“Lincoln Bedroom Or The American People’s House?” expressed my objection to the partisan practice of placing the American People’s House for hire by the foreign dignitary favored by the majority du jour. (The “Lincoln Bedroom” alluded to a practice Bill Clinton inaugurated of renting out this White House bedroom to big-time donors and political pals.)
As explained, “it was an abomination when Mexican President Felipe Calderon was allowed to address the Congress in May of 2010, and it is an abomination for Prime Minister Benjamin Netanyahu to have been permitted to issue forth before a joint session of the American Congress.”
Speaker Boehner and other Republicans supporting the speech are giving a foreign leader the floor of the U.S. House of Representatives as a forum to present a counterargument to the foreign policy peace efforts of the President of the United States who has constitutional authority over foreign affairs. This speech is high theater for a re-election campaign in Israel and a political tool wielded against our President and his Administration by the Speaker of the House.
It is almost certain that, unlike this scribe, Cohen will have proven inconsistent: He likely objected not at all to the Democrats’ choice to pimp the Chamber to their pet client state of Mexico.
Nevertheless, Rep. Steve Cohen’s allusions, after the speech, to “political theatre” are reasonable too:
It was putting Netanyahu on an equal level with the president of the United States,” said Rep. Steve Cohen, D-Tenn. “And that was wrong.”
UPDATE: Via CNN:
BLITZER: We’ve now just heard from the president of the United States. He’s in a meeting with the new secretary of defense, Ash Carter. And reporters were inside at the start of that meeting. The president said he did not have a chance to watch the Prime Minister Netanyahu’s speech before a joint meeting of the United States Congress but he did say he read the transcript, and then added pointedly there was, in his words, “nothing new.” We’ll get that videotape, play it for the viewers as soon as that pool comes out of the Oval Office in the White House.
Let’s get more reaction, a different perspective. Democratic Congressman Steve Cohen is joining us from Tennessee.
Congressman, you didn’t want to attend the meeting. You didn’t attend the meeting. I assume you watched it, though, on television, right?
REP. STEVE COHEN, (D), TENNESSEE: I watched it with a group of AIPAC’s representatives from Memphis, about 15, in my office.
BLITZER: What’s your reaction? Did the prime minister convince you?

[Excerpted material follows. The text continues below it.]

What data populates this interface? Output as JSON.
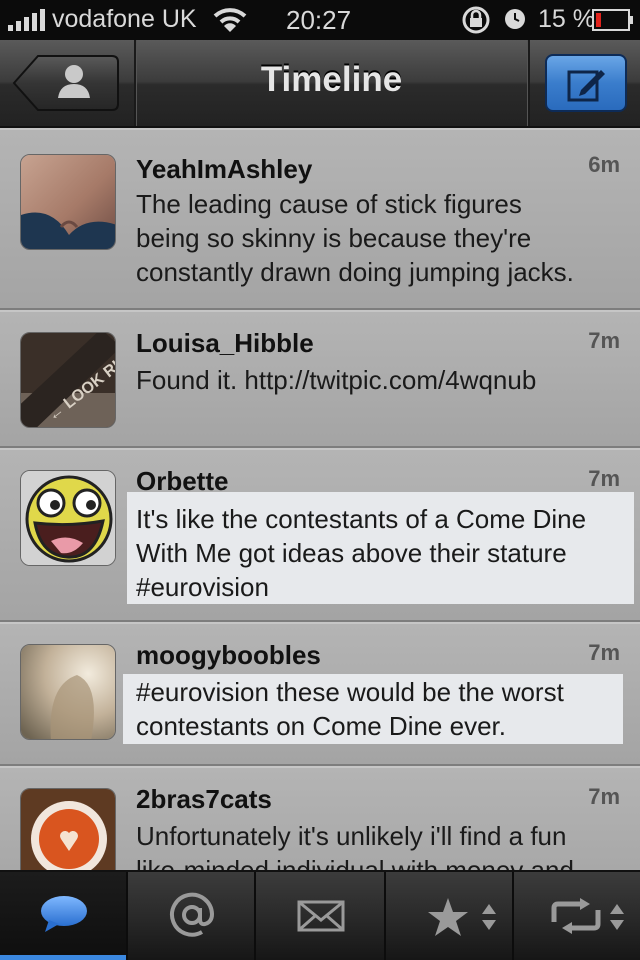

COHEN: It was a — no, he didn’t convince me. It was political theater and that’s why I didn’t attend. It used the chamber to put him in a position that the president is often in, address the Congress at the State of the Union. This puts him on equal footing with the president of the United States. I thought that was wrong. I wasn’t going to be part of it. I didn’t attend.
I think the political theater was worthy of an Oscar. It was a great speech for Prime Minister Netanyahu’s reelection in Israel, a good speech for Speaker Boehner connecting to the AIPAC and the Jewish republican force that was here, but it was not a good speech for the future of having a denuclearized Iran. That conversation should be taking place in Geneva, not here in Washington before the cameras. I’m afraid it created a greater schism between the president and the prime minister. And that’s not good for Israel and not good for world peace.
BLITZER: I’m sure that the relationship, which was bad to begin with, is a whole lot worse right now, that personal relationship between the president of the United States and the prime minister of Israel.
But on the substance, when he said, this current deal is really bad, will undermine potentially Israel’s very existence, what do you say?
COHEN: Well, he doesn’t know what the deal is. And he wouldn’t be in favor of any deal. He talked about a Persian bazaar and you walk away and they go back, and, oh, mister, mister, I’ll take this price. It’s not the same thing. If the Iranians have shown they don’t necessary make a deal. If they don’t make a deal, they’re not going to be down on their knees. They’re going to bend their back, straighten up their back and they may be tougher. I think it will hurt. 200 Israeli generals and security officials said this drives us further away from a good deal with Iran and I think it drove us away. BLITZER: Steve Cohen, the Democratic congressman from Tennessee,